When we were kids, we tuned in every week to a TV show called Chicks to Chicks. The very title marks it as an artifact from the early days of women’s liberation, when attractive women were routinely referred to as young chickens. It was the martial law era, so any discussion of politics or unpleasant realities that did not fit the Marcos-approved image of the New Society was suppressed. Sex, however, was all over TV and the movies. Chicks to Chicks starred Nova Villa and Freddie Webb as a feisty housewife and her hunky husband who ran a modeling agency. Inexplicably, the models (Carmi Martin, the late Maria Teresa Carlson) lived in their house and went around in their underwear. Each week the wife would suspect her husband of cheating on her, but everything would turn out to be her lecherous brother Chito Arceo’s fault, and the couple would make up and take a shower together. This show ran throughout our childhood.

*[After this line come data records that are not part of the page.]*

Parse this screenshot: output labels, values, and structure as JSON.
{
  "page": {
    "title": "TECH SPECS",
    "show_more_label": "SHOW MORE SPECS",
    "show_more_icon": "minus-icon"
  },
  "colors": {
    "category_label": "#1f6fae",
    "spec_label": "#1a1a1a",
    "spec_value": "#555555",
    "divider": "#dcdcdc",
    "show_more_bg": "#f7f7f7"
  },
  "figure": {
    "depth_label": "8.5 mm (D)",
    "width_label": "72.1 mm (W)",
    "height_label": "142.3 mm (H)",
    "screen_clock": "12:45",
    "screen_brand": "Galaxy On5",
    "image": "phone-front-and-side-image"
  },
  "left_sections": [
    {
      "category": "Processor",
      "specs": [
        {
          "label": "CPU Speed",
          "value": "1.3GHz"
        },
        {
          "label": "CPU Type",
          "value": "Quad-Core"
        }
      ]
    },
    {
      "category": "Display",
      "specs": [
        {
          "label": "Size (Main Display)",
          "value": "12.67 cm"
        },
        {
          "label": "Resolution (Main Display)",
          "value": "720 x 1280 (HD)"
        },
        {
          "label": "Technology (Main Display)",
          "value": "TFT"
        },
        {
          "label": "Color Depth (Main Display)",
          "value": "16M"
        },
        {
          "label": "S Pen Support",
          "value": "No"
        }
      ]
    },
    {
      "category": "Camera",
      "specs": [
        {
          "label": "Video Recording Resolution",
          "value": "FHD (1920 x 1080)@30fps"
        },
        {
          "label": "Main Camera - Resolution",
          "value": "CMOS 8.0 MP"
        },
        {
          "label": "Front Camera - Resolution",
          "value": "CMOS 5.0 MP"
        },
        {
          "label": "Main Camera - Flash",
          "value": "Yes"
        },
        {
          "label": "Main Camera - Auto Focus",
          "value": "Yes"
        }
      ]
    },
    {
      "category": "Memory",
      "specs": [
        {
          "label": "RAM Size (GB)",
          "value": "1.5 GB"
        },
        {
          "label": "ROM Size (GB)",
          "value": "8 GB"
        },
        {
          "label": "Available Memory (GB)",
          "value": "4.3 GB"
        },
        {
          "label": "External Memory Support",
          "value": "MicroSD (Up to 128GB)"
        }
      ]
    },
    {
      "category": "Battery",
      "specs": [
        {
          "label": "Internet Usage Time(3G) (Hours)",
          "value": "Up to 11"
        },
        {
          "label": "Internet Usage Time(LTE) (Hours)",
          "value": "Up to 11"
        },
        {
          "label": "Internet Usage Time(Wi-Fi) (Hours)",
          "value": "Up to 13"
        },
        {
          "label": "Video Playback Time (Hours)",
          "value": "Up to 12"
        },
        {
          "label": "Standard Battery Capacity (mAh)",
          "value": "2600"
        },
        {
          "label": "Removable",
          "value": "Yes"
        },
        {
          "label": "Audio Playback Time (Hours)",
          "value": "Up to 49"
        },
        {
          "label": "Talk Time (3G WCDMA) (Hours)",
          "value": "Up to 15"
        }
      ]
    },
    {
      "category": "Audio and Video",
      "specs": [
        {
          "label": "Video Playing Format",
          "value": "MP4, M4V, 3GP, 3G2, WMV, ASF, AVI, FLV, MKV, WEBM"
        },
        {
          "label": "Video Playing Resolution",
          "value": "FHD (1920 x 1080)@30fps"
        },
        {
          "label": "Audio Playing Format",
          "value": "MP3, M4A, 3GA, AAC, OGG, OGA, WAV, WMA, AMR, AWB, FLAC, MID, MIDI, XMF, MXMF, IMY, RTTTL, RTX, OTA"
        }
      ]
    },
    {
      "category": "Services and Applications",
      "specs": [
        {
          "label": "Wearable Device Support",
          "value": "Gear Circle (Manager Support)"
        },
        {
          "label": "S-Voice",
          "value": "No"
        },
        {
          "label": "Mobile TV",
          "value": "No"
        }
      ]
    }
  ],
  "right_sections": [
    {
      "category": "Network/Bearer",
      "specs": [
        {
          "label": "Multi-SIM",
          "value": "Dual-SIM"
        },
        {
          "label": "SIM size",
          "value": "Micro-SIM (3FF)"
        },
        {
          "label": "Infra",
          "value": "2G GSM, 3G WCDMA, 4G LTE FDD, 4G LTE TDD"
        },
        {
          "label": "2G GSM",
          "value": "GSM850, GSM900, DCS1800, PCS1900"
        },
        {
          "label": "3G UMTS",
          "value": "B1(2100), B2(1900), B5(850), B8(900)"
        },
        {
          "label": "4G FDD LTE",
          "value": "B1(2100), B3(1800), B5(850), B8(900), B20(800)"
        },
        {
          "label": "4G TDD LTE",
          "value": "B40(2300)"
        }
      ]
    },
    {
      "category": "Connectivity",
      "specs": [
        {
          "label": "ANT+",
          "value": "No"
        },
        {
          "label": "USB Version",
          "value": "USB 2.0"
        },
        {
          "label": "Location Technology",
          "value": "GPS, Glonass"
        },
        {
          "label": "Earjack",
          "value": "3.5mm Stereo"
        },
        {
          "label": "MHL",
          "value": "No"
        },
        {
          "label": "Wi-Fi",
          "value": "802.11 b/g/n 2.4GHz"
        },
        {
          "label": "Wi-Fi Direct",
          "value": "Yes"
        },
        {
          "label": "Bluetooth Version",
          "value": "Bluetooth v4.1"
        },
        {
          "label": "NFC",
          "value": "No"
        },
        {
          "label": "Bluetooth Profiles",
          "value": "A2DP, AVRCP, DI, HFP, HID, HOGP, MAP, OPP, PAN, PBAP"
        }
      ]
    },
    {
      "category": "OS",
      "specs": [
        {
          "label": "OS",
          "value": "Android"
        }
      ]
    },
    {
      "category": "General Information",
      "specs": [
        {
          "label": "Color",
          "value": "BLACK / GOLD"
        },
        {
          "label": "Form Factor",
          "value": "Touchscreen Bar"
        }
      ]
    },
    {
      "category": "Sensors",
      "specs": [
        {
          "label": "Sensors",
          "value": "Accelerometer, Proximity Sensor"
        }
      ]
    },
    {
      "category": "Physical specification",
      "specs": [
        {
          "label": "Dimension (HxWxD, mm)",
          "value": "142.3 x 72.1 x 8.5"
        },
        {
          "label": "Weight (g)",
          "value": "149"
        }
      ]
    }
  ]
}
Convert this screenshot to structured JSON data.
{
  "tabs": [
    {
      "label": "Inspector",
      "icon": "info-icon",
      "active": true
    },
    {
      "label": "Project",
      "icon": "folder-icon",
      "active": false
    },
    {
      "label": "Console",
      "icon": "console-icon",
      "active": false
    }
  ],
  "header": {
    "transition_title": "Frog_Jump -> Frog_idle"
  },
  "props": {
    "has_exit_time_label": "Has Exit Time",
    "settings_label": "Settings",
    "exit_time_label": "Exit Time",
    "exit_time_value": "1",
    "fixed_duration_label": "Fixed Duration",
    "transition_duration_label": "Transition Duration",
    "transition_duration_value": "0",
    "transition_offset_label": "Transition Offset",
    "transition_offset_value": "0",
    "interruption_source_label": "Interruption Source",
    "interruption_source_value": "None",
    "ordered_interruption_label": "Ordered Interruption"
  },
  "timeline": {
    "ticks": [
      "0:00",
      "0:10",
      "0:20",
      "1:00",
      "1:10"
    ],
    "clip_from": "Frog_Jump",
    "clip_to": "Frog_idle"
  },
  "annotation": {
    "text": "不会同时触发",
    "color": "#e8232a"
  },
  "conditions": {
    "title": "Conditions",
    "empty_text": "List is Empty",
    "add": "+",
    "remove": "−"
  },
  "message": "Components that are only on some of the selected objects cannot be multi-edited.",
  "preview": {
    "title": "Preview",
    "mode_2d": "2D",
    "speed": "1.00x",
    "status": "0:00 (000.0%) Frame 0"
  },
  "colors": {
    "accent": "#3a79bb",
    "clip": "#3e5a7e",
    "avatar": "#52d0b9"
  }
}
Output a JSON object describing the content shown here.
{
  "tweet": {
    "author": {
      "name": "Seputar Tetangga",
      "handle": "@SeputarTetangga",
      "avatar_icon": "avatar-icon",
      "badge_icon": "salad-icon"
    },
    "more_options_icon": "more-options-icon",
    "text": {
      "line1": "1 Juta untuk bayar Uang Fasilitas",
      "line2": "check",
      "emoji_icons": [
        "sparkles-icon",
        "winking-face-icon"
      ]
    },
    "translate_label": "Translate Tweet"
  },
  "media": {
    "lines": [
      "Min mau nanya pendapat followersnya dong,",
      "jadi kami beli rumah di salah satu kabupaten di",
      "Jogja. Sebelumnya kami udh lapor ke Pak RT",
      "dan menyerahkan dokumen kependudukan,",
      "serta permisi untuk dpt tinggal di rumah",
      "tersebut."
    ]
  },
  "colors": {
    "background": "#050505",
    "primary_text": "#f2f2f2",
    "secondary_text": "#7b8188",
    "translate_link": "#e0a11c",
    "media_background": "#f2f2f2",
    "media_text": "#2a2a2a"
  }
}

Read our review at

Cinemalaya X reviews: 1st ko si 3rd, Dagitab, Separados, The Janitor

August 07, 2014 By: jessicazafra Category: Movies No Comments →

1st Ko Si 3rd. Nova Villa is adorable. We want to see her onscreen regularly. The movie is stretched thin, but pleasant enough.

Dagitab thinks it’s a French movie. We have no problem with that. Also, the house of the UP professors looks like every UP professor’s house we’ve ever seen. Authentic.

Separados. We suspect this is a ringer from Star Cinema. The relentless score. The explanatory dialogue. Every scene is a moment. Noel says its title should be Divorce, Actually.

The Janitor. Not bad for a crime thriller, but the main reason to watch this is Dennis Trillo. Dennis Trillo is so fetching, he makes fetch happen. We would buy the DVD if it contains an extra 30 minutes of his workout. Highest concentration of hot guys in a Cinemalaya movie: Trillo, Derek Ramsay, Alex Medina, Raymond Bagatsing.

Cinemalaya X review: Children’s Show is tough, funny and strangely life-affirming

August 06, 2014 By: jessicazafra Category: Movies No Comments →

children's show poster

Last Sunday at Cinemalaya, our menu was one of unrelenting grimness. First there was Bwaya, in which parents search for the body of their child who had been attacked by a crocodile. Then there was Ronda, in which a policewoman drives through the mean streets of Manila as she looks for her runaway son. Finally there was Children’s Show, in which children beat each other to death.

This would’ve been reason enough to watch nothing but romantic comedies for the next three months, except that at its harshest and most unforgiving, Children’s Show lifted our spirits. In Roderick Cabrido’s film, life beats people to the ground, but they refuse to be broken. On the surface the film appears to follow the miserablist social realism template of “serious” Filipino indie cinema (i.e. poverty porn), but then it turns around and offers, if not hope exactly, then the possibility of it.

Read our review at

children's show still